Step five (if applicable):  If your request for abatement was denied, you can appeal.  The IRS offers a penalty appeal self help tool, which outlines the conditions under which an appeal might abate your penalty.  Some of these reasons include: 

  • Reasonable cause:  This is kind of a catch-all for tax penalties could be abated, but don’t technically qualify for FTA.  Usually, this is what you would request, in addition to FTA, when working with the taxpayer advocate, in cases where your tax issues are your fault. 

  • Statutory exceptions:  In some cases, the law allows for certain exceptions.  If this applies to your situation, then you would have grounds for an appeal. 

  • Administrative waiver:  There might be a formal government directive providing penalty relief because of a catastrophic event or natural disaster.  

Keep in mind that you have 30 days from the date of your rejection letter to file your appeal.  You will want to contact the IRS well in advance, so you can best prepare yourself to request the appeal. 

Conclusion 

While it’s easy to find the IRS’ first time penalty abatement policy with an online search, the mechanics are much more complicated than you might think.  With that said, the IRS does provide a lot of resources to help you through this process.  In order to have the best change of abating your tax penalties, you should expect to be engaged and diligent. 

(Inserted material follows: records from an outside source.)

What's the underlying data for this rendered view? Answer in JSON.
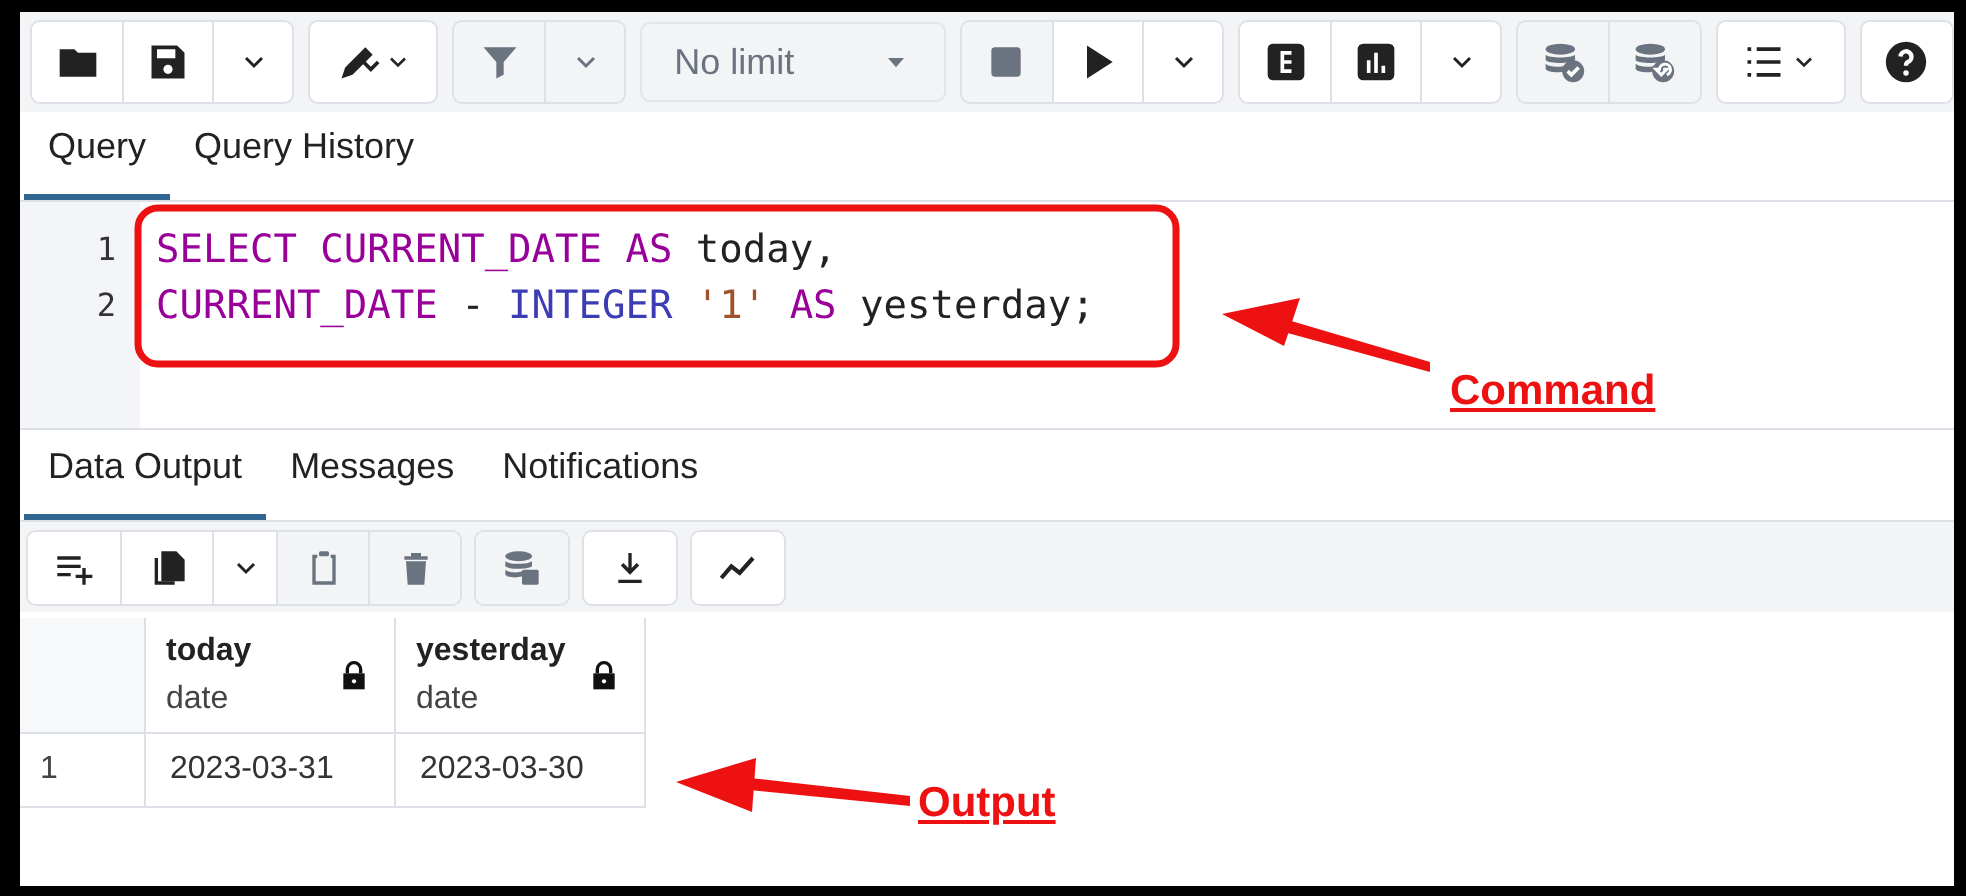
{
  "toolbar": [
    [
      {
        "kind": "folder",
        "disabled": false
      },
      {
        "kind": "save",
        "disabled": false
      },
      {
        "kind": "caret",
        "disabled": false
      }
    ],
    [
      {
        "kind": "pen",
        "disabled": false
      }
    ],
    [
      {
        "kind": "filter",
        "disabled": true
      },
      {
        "kind": "caret",
        "disabled": true
      }
    ],
    [
      {
        "kind": "select",
        "value": "No limit",
        "disabled": true
      }
    ],
    [
      {
        "kind": "stop",
        "disabled": true
      },
      {
        "kind": "play",
        "disabled": false
      },
      {
        "kind": "caret",
        "disabled": false
      }
    ],
    [
      {
        "kind": "explain",
        "disabled": false
      },
      {
        "kind": "analyze",
        "disabled": false
      },
      {
        "kind": "caret",
        "disabled": false
      }
    ],
    [
      {
        "kind": "commit",
        "disabled": true
      },
      {
        "kind": "rollback",
        "disabled": true
      }
    ],
    [
      {
        "kind": "macros",
        "disabled": false
      }
    ],
    [
      {
        "kind": "help",
        "disabled": false
      }
    ]
  ],
  "editor_tabs": [
    {
      "label": "Query",
      "selected": true
    },
    {
      "label": "Query History",
      "selected": false
    }
  ],
  "code_lines": [
    {
      "number": "1",
      "tokens": [
        {
          "kind": "keyword",
          "text": "SELECT"
        },
        {
          "kind": "keyword",
          "text": "CURRENT_DATE"
        },
        {
          "kind": "keyword",
          "text": "AS"
        },
        {
          "kind": "plain",
          "text": "today,"
        }
      ]
    },
    {
      "number": "2",
      "tokens": [
        {
          "kind": "keyword",
          "text": "CURRENT_DATE"
        },
        {
          "kind": "plain",
          "text": "-"
        },
        {
          "kind": "type",
          "text": "INTEGER"
        },
        {
          "kind": "string",
          "text": "'1'"
        },
        {
          "kind": "keyword",
          "text": "AS"
        },
        {
          "kind": "plain",
          "text": "yesterday;"
        }
      ]
    }
  ],
  "output_tabs": [
    {
      "label": "Data Output",
      "selected": true
    },
    {
      "label": "Messages",
      "selected": false
    },
    {
      "label": "Notifications",
      "selected": false
    }
  ],
  "output_toolbar": [
    [
      {
        "kind": "add-row",
        "disabled": false
      },
      {
        "kind": "copy",
        "disabled": false
      },
      {
        "kind": "caret",
        "disabled": false
      },
      {
        "kind": "paste",
        "disabled": true
      },
      {
        "kind": "delete",
        "disabled": true
      }
    ],
    [
      {
        "kind": "save-data",
        "disabled": true
      }
    ],
    [
      {
        "kind": "download",
        "disabled": false
      }
    ],
    [
      {
        "kind": "graph",
        "disabled": false
      }
    ]
  ],
  "table": {
    "columns": [
      {
        "name": "today",
        "type": "date",
        "locked": true
      },
      {
        "name": "yesterday",
        "type": "date",
        "locked": true
      }
    ],
    "rows": [
      {
        "number": "1",
        "cells": [
          "2023-03-31",
          "2023-03-30"
        ]
      }
    ]
  },
  "annotations": [
    {
      "label": "Command"
    },
    {
      "label": "Output"
    }
  ]
}
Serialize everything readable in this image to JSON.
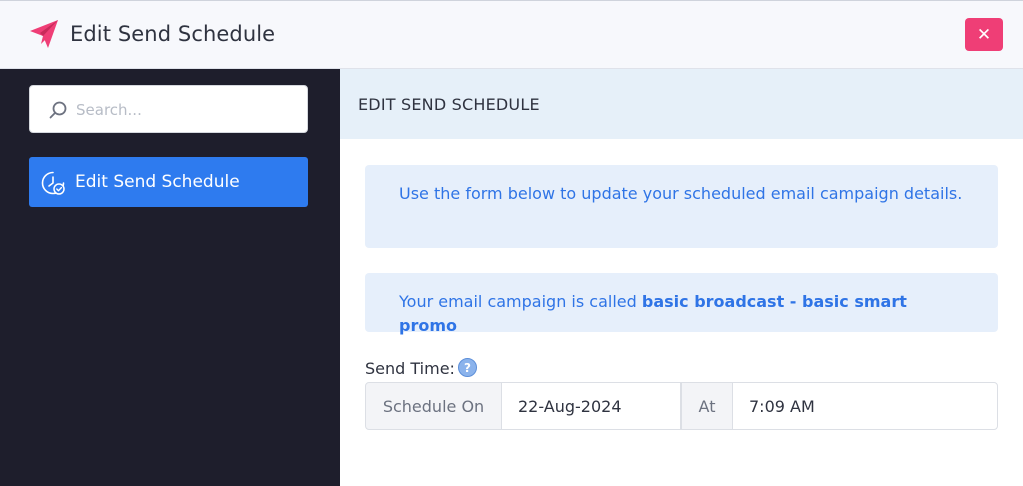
{
  "window": {
    "title": "Edit Send Schedule",
    "close_label": "✕",
    "title_icon": "paper-plane-icon",
    "accent_color": "#ef3e76"
  },
  "sidebar": {
    "search_placeholder": "Search...",
    "items": [
      {
        "label": "Edit Send Schedule",
        "icon": "clock-check-icon",
        "active": true
      }
    ],
    "active_color": "#2e7bef"
  },
  "main": {
    "section_title": "EDIT SEND SCHEDULE",
    "info_text": "Use the form below to update your scheduled email campaign details.",
    "campaign_prefix": "Your email campaign is called ",
    "campaign_name": "basic broadcast - basic smart promo",
    "send_time_label": "Send Time:",
    "help_label": "?",
    "schedule_on_label": "Schedule On",
    "date_value": "22-Aug-2024",
    "at_label": "At",
    "time_value": "7:09 AM"
  }
}
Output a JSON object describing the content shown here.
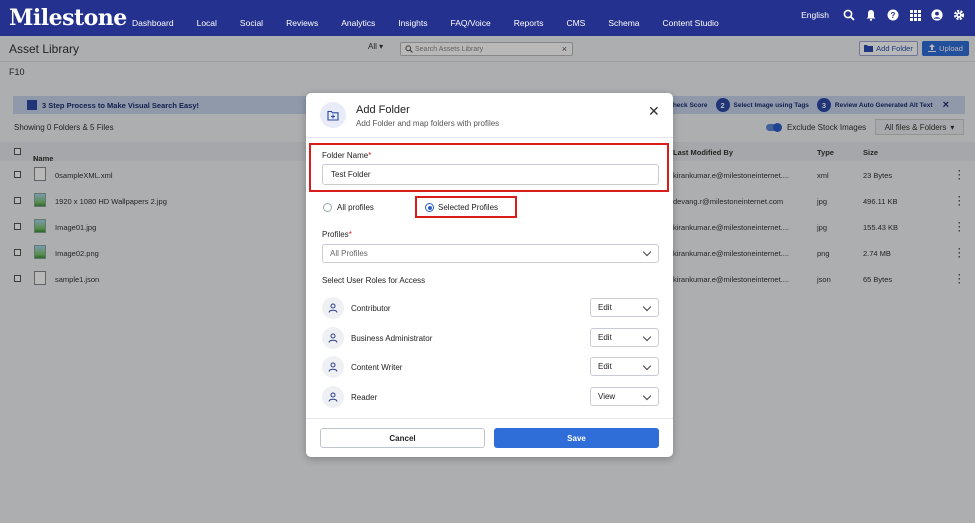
{
  "nav": {
    "logo": "Milestone",
    "items": [
      "Dashboard",
      "Local",
      "Social",
      "Reviews",
      "Analytics",
      "Insights",
      "FAQ/Voice",
      "Reports",
      "CMS",
      "Schema",
      "Content Studio"
    ],
    "language": "English"
  },
  "page": {
    "title": "Asset Library",
    "scope_filter": "All",
    "search_placeholder": "Search Assets Library",
    "add_folder_label": "Add Folder",
    "upload_label": "Upload",
    "folder": "F10"
  },
  "banner": {
    "text": "3 Step Process to Make Visual Search Easy!",
    "step1": "Check Score",
    "step2_num": "2",
    "step2": "Select Image using Tags",
    "step3_num": "3",
    "step3": "Review Auto Generated Alt Text"
  },
  "list": {
    "summary": "Showing 0 Folders & 5 Files",
    "exclude_label": "Exclude Stock Images",
    "filter": "All files & Folders",
    "headers": {
      "name": "Name",
      "modified_by": "Last Modified By",
      "type": "Type",
      "size": "Size"
    },
    "rows": [
      {
        "name": "0sampleXML.xml",
        "by": "kirankumar.e@milestoneinternet....",
        "type": "xml",
        "size": "23 Bytes"
      },
      {
        "name": "1920 x 1080 HD Wallpapers 2.jpg",
        "by": "devang.r@milestoneinternet.com",
        "type": "jpg",
        "size": "496.11 KB"
      },
      {
        "name": "Image01.jpg",
        "by": "kirankumar.e@milestoneinternet....",
        "type": "jpg",
        "size": "155.43 KB"
      },
      {
        "name": "Image02.png",
        "by": "kirankumar.e@milestoneinternet....",
        "type": "png",
        "size": "2.74 MB"
      },
      {
        "name": "sample1.json",
        "by": "kirankumar.e@milestoneinternet....",
        "type": "json",
        "size": "65 Bytes"
      }
    ]
  },
  "modal": {
    "title": "Add Folder",
    "subtitle": "Add Folder and map folders with profiles",
    "folder_name_label": "Folder Name",
    "required_mark": "*",
    "folder_name_value": "Test Folder",
    "radio_all": "All profiles",
    "radio_selected": "Selected Profiles",
    "selected_option": "Selected Profiles",
    "profiles_label": "Profiles",
    "profiles_value": "All Profiles",
    "roles_label": "Select User Roles for Access",
    "roles": [
      {
        "name": "Contributor",
        "perm": "Edit"
      },
      {
        "name": "Business Administrator",
        "perm": "Edit"
      },
      {
        "name": "Content Writer",
        "perm": "Edit"
      },
      {
        "name": "Reader",
        "perm": "View"
      }
    ],
    "cancel_label": "Cancel",
    "save_label": "Save"
  },
  "colors": {
    "nav_bg": "#24318e",
    "accent": "#2f6ed8",
    "highlight": "#d91c1c"
  }
}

Incorporating tax planning into your financial planning is one of the best ways to avoid tax problems in the first place.  If you’re looking for professional help going forward, you might consider hiring a tax-focused financial planner who will help you in reaching your financial goals.